Virginia has lost more than 100,000 jobs since the beginning of the recession. Although that’s better than most of the nation — Virginia is ranked 39th in terms of job loss — unemployment remains high.
In the Richmond area, the rate stands at 8.4 percent. That is a slight improvement from the 8.6 percent rate reported in February but is still worse than the rate of 7.3 percent reported a year ago.
So what should the state do to generate job growth? A summit hosted yesterday by the Richmond Association of Business Economists at the state capitol attempted to answer to that question.
Lt. Gov. Bill Bolling delivered a summary of the state’s efforts to grow the economy and spur job creation.

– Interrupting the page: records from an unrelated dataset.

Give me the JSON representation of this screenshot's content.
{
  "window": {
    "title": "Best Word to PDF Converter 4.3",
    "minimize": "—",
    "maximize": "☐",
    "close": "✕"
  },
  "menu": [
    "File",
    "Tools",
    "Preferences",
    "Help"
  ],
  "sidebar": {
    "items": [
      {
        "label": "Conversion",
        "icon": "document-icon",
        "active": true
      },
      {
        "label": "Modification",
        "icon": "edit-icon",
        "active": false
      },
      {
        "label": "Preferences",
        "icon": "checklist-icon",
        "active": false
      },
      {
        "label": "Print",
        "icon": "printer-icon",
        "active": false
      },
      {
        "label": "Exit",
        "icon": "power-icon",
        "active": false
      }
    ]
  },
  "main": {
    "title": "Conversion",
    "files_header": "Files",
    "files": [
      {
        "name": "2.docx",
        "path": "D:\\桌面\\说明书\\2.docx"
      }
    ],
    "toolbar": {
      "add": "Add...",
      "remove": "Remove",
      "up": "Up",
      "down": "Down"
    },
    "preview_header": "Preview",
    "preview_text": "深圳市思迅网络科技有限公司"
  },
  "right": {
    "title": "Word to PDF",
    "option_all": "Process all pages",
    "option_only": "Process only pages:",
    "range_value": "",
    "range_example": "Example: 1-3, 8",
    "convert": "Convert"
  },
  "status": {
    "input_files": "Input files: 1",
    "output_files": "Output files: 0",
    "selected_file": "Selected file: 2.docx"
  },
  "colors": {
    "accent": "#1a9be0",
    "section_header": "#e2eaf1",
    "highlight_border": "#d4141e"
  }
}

“We believe the most important issue facing Virginia today is to get economic developing moving again and creating jobs,” said Bolling.

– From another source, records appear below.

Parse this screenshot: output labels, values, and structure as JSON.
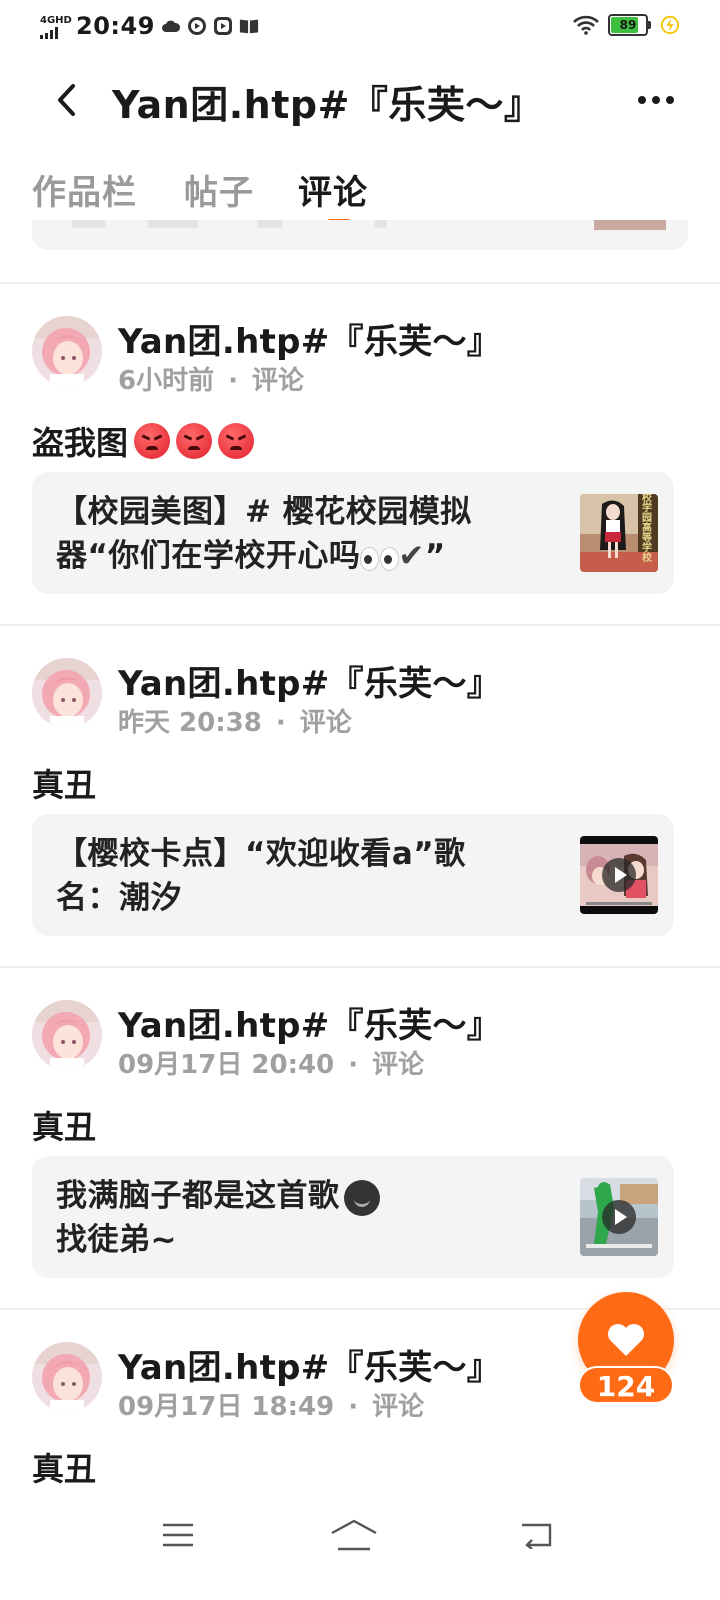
{
  "status_bar": {
    "network": "4GHD",
    "time": "20:49",
    "battery": "89",
    "icons": [
      "cloud-icon",
      "media-icon",
      "media-icon",
      "book-icon",
      "wifi-icon",
      "battery-icon",
      "charging-icon"
    ]
  },
  "header": {
    "title": "Yan团.htp#『乐芙～』"
  },
  "tabs": [
    {
      "label": "作品栏",
      "active": false
    },
    {
      "label": "帖子",
      "active": false
    },
    {
      "label": "评论",
      "active": true
    }
  ],
  "items": [
    {
      "author": "Yan团.htp#『乐芙～』",
      "time": "6小时前",
      "type": "评论",
      "comment": "盗我图",
      "card_text": "【校园美图】# 樱花校园模拟器“你们在学校开心吗👀✔”",
      "card_line1": "【校园美图】# 樱花校园模拟",
      "card_line2": "器“你们在学校开心吗",
      "card_line2_tail": "”",
      "thumb_text": "校学园高等学校",
      "has_video": false
    },
    {
      "author": "Yan团.htp#『乐芙～』",
      "time": "昨天 20:38",
      "type": "评论",
      "comment": "真丑",
      "card_line1": "【樱校卡点】“欢迎收看a”歌",
      "card_line2": "名：潮汐",
      "has_video": true
    },
    {
      "author": "Yan团.htp#『乐芙～』",
      "time": "09月17日 20:40",
      "type": "评论",
      "comment": "真丑",
      "card_line1": "我满脑子都是这首歌",
      "card_line2": "找徒弟~",
      "has_video": true
    },
    {
      "author": "Yan团.htp#『乐芙～』",
      "time": "09月17日 18:49",
      "type": "评论",
      "comment": "真丑"
    }
  ],
  "like": {
    "count": "124"
  },
  "colors": {
    "accent": "#ff6a14",
    "card_bg": "#f4f4f4",
    "meta_text": "#a0a0a0"
  }
}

Bolling said in the first 100 days of Gov. Bob McDonnell’s administration, the state has closed more than 50 economic development deals resulting in $300 million in capital investment and creating 3,100 jobs.
“This is just a start of what we need to do over the next four years,” said Bolling.

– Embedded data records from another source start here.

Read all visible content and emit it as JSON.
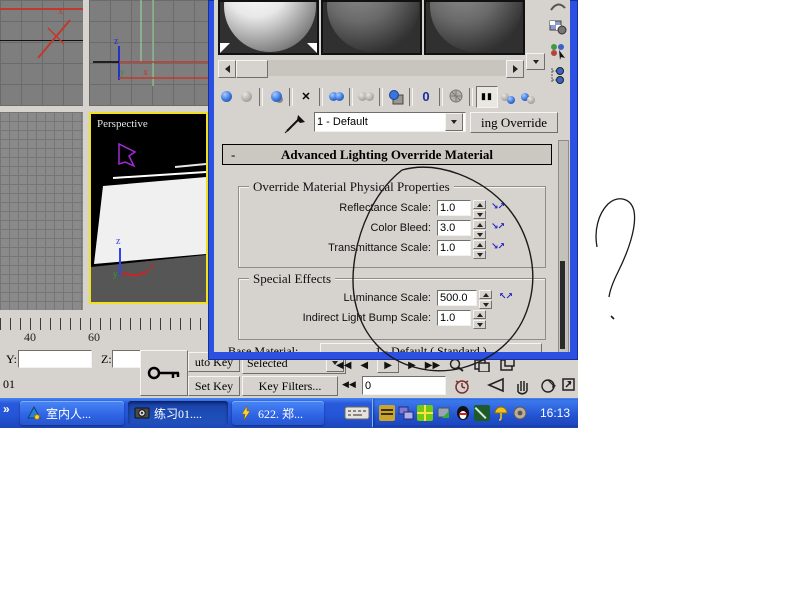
{
  "ui": {
    "dropdown_arrow": "▼",
    "chevron": "»",
    "collapse": "-",
    "wire1": "↘↗",
    "wire2": "↖↗",
    "playback": [
      "◀◀",
      "◀",
      "▶",
      "▶",
      "▶▶"
    ],
    "key_step": "◀◀"
  },
  "icon_glyphs": {
    "reset-map-icon": "✕",
    "material-id-channel-icon": "0",
    "show-end-result-icon": "▮▮"
  },
  "viewports": {
    "perspective_label": "Perspective"
  },
  "timeline": {
    "tick_labels": [
      "40",
      "60"
    ]
  },
  "material_editor": {
    "material_name": "1 - Default",
    "type_button": "ing Override",
    "rollout": {
      "title": "Advanced Lighting Override Material"
    },
    "groups": [
      {
        "title": "Override Material Physical Properties",
        "rows": [
          {
            "label": "Reflectance Scale:",
            "value": "1.0"
          },
          {
            "label": "Color Bleed:",
            "value": "3.0"
          },
          {
            "label": "Transmittance Scale:",
            "value": "1.0"
          }
        ]
      },
      {
        "title": "Special Effects",
        "rows": [
          {
            "label": "Luminance Scale:",
            "value": "500.0"
          },
          {
            "label": "Indirect Light Bump Scale:",
            "value": "1.0"
          }
        ]
      }
    ],
    "base_material": {
      "label": "Base Material:",
      "button": "1 - Default ( Standard )"
    }
  },
  "status_bar": {
    "y_label": "Y:",
    "z_label": "Z:",
    "prompt": "01",
    "auto_key": "uto Key",
    "set_key": "Set Key",
    "selected": "Selected",
    "key_filters": "Key Filters...",
    "frame_value": "0"
  },
  "taskbar": {
    "tasks": [
      {
        "label": "室内人..."
      },
      {
        "label": "练习01...."
      },
      {
        "label": "622. 郑..."
      }
    ],
    "clock": "16:13"
  }
}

On May 5, Bolling will chair the first meeting of the newly created Economic Development and Jobs Creation Commission, which consists of more than 60 members from government and business. That commission is charged with developing a report for the best strategies to jump-start the state’s economy, due in October.
Bolling made clear the strategy likely to be championed by the commission, and that is lower taxes, less regulation and strong incentive programs.
That has been the strategy so far, with $50 million allocated for economic incentive programs during the last General Assembly session. This week Virginia offered up $14 million for defense contractor Northrop Grumman to relocate its headquarters to the state, which is expected to move 300 jobs to the state with an average salary of $200,000.
Bolling stressed the importance of such competitive grants to attract business to the state.
“Over the last several years we have fallen farther behind those that we compete with,” said Bolling. “We have thought that people will come here because Virginia is a great place to be. That was the way in the 20th century, but that is not the way in the 21st century.”
“We believe that economic growth and development is the rising tide that will raise all ships,” said Bolling.
Prior to Bolling’s arrival, several economists spoke about labor market statistics and policies including Bill Shobe, a director of economic and policy studies at the University of Virginia Weldon Cooper of Center for Public Service. Shobe questioned the effectiveness of the Northrop Grumman deal.
“For the money [the state] spent those are very expensive jobs,” said Shobe. “Are there another way we could have spent that money, on things such as better civic institutions?”
Shobe said in his presentation that the best way for government to improve the economy for everyone is to invest in amenities such as public safety, education, transportation and clean air and water. Offering incentives, on the other hand, benefits some while setting back others. For example, the presence of the new firm bids up wages and pulls jobs from other firms.
Zoltan Acs, director of the Center for Entrepreneurship and Public Policy at George Mason University, said the best way to encourage new jobs is to encourage growth of new small businesses.
“In a situation with an awful lot of people unemployed, one answer is to get them to start their own businesses,” Acs said.
Acs referred to many baby boomers who have been laid off that are not ready to retire as prime candidates for starting new businesses because of their experience.
Al Harris is a BizSense reporter. Please send news tips to [email protected]